EXERCISE PROMPT:
Report the count of lines below in which the string "Osama" occurs; include nothing else.
== Segment start ==
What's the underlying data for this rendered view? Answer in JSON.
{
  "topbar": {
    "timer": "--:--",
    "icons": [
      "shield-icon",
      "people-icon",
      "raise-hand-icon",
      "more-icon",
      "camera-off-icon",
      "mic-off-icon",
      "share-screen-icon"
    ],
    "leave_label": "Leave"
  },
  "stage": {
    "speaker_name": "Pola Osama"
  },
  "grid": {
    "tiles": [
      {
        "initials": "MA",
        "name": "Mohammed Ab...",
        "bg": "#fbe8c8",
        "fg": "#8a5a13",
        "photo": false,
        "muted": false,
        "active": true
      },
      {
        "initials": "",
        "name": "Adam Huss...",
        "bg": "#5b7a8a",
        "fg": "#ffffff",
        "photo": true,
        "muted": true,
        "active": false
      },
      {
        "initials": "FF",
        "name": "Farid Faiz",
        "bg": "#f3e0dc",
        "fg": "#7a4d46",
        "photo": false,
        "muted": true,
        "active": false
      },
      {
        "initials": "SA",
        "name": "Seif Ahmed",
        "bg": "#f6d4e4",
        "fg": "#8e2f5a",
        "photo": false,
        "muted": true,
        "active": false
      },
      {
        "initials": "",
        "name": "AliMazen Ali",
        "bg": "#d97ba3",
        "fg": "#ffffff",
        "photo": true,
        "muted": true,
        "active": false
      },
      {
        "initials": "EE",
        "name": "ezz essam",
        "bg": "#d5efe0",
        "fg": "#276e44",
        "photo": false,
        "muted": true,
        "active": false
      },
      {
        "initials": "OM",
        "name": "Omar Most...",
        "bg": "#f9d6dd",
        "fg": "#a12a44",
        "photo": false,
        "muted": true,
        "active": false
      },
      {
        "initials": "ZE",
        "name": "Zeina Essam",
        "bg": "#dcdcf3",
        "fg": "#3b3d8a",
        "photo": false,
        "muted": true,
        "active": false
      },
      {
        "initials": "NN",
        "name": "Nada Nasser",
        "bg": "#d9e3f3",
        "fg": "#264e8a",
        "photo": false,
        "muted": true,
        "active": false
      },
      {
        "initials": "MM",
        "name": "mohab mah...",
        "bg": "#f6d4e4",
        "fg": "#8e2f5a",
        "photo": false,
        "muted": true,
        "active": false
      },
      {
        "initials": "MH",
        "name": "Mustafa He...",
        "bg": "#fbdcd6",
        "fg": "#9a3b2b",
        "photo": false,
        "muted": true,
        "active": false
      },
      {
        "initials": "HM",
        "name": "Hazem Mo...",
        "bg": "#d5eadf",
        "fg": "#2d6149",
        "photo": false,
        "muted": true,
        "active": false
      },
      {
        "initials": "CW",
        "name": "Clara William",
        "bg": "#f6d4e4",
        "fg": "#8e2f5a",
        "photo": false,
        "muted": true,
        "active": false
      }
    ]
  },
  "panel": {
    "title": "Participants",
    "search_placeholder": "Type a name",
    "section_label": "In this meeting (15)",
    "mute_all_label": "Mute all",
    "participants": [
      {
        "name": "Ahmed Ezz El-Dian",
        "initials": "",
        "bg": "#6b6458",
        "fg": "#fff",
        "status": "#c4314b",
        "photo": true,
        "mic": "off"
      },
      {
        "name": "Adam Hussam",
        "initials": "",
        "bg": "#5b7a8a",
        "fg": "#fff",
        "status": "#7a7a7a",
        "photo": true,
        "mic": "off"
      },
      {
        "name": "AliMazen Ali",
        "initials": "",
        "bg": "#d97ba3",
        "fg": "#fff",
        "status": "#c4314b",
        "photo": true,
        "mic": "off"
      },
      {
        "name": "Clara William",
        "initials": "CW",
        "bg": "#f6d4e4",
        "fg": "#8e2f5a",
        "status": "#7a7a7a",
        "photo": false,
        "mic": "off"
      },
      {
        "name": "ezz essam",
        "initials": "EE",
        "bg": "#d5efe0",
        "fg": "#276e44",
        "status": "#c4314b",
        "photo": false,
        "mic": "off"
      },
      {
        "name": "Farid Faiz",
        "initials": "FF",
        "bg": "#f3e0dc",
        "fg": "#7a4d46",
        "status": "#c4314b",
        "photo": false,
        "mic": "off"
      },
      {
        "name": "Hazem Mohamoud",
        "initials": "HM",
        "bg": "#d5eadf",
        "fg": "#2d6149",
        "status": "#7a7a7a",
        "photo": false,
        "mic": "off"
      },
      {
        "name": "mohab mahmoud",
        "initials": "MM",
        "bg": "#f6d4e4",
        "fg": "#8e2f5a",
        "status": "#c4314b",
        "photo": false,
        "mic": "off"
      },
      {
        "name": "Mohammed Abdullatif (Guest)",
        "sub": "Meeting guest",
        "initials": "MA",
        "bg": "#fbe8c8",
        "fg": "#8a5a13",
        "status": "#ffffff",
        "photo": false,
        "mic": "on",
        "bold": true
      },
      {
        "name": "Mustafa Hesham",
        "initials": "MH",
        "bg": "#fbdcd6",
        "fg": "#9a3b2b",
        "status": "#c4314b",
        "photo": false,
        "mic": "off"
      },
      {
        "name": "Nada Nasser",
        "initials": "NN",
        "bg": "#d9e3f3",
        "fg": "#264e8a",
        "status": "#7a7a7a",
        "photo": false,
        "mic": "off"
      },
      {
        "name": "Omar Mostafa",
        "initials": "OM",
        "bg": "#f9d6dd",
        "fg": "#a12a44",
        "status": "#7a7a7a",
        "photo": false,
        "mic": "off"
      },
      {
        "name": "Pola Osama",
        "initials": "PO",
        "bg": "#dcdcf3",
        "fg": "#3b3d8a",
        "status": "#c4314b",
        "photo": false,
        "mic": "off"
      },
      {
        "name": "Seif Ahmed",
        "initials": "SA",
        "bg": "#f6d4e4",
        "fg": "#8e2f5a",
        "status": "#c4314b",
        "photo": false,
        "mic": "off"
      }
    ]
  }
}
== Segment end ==
REPLY:
2